##### Supplied data #####

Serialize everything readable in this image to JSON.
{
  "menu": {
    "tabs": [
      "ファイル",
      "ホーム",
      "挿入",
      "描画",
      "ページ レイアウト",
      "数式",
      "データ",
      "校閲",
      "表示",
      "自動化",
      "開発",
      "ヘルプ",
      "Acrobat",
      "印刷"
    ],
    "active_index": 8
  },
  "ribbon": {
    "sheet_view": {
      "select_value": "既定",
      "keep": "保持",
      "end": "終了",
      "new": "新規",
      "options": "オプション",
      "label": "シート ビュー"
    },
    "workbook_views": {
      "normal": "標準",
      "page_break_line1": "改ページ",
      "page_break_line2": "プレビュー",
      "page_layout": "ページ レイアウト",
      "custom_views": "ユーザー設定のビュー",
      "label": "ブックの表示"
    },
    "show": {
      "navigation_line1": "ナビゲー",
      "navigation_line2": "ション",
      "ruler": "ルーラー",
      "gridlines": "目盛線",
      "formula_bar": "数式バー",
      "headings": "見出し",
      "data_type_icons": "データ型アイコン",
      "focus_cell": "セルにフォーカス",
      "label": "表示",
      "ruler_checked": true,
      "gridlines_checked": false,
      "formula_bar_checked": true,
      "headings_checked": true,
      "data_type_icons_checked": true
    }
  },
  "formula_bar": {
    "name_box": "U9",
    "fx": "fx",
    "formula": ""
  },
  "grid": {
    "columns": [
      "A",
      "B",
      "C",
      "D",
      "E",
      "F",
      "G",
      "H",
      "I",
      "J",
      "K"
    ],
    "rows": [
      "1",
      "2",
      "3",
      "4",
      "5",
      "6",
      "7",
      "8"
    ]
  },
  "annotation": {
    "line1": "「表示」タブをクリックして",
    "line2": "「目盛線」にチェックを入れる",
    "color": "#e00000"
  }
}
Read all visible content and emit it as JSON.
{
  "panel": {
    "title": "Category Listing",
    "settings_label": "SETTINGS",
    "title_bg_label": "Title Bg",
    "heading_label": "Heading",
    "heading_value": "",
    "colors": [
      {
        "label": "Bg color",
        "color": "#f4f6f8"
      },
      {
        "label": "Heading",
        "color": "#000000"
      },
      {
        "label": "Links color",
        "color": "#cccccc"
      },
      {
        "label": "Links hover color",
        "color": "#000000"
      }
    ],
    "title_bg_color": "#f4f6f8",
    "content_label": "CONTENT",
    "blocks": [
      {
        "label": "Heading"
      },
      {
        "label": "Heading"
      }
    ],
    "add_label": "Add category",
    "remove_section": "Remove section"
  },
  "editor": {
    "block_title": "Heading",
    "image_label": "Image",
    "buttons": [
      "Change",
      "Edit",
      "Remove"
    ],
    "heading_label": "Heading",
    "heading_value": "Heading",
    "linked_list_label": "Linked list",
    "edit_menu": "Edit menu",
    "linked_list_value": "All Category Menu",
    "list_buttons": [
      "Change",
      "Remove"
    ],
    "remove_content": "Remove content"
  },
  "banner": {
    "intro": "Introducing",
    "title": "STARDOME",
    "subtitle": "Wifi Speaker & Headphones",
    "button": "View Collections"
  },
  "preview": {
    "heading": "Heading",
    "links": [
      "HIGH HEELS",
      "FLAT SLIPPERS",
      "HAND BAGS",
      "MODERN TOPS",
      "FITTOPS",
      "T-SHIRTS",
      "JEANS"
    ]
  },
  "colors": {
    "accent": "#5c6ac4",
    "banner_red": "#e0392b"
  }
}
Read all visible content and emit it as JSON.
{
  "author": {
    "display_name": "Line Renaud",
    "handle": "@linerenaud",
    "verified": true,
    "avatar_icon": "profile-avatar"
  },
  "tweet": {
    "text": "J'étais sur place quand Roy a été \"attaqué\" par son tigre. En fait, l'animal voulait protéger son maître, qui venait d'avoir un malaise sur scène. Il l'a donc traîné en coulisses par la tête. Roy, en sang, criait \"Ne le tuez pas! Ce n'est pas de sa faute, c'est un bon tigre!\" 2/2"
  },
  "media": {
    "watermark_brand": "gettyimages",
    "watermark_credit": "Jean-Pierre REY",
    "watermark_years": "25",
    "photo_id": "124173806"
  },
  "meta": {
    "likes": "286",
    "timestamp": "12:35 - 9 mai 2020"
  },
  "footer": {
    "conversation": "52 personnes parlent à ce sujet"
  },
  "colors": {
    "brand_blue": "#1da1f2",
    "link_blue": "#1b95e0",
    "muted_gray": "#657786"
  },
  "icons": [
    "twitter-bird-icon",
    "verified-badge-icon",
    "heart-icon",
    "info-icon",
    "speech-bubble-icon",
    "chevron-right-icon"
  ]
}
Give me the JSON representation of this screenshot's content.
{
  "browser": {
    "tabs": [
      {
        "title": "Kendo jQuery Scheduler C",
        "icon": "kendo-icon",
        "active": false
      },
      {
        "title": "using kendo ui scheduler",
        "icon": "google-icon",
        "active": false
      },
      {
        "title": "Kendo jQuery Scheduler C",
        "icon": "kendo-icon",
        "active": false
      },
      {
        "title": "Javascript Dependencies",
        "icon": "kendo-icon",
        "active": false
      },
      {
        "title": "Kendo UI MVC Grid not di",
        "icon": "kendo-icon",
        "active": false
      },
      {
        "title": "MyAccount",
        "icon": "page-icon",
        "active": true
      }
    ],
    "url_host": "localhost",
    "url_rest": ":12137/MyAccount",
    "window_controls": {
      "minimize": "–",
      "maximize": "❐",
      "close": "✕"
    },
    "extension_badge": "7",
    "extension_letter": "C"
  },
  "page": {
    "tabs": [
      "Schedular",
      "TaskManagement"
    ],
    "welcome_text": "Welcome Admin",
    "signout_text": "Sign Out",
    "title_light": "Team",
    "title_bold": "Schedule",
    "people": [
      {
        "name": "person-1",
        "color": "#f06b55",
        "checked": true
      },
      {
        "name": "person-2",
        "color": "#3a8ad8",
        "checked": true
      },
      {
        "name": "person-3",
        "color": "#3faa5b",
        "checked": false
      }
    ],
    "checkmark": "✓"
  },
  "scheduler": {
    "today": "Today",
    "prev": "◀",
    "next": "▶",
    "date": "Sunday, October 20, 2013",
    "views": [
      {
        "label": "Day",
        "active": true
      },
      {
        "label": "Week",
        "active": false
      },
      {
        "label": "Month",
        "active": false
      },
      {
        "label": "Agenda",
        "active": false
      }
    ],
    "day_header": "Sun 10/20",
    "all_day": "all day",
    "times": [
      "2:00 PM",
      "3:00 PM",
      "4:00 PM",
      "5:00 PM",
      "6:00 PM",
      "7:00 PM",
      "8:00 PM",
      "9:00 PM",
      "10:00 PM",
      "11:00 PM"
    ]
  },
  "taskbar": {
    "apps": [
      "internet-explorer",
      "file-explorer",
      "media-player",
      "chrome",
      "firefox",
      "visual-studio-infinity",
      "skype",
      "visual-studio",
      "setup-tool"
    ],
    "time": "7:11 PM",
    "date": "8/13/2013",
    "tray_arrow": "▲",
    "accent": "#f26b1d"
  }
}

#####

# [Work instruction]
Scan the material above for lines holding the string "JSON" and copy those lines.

# [Answer section]
Serialize everything readable in this image to JSON.
Read all visible content and emit it as JSON.
Read all visible content and emit it as JSON.
Give me the JSON representation of this screenshot's content.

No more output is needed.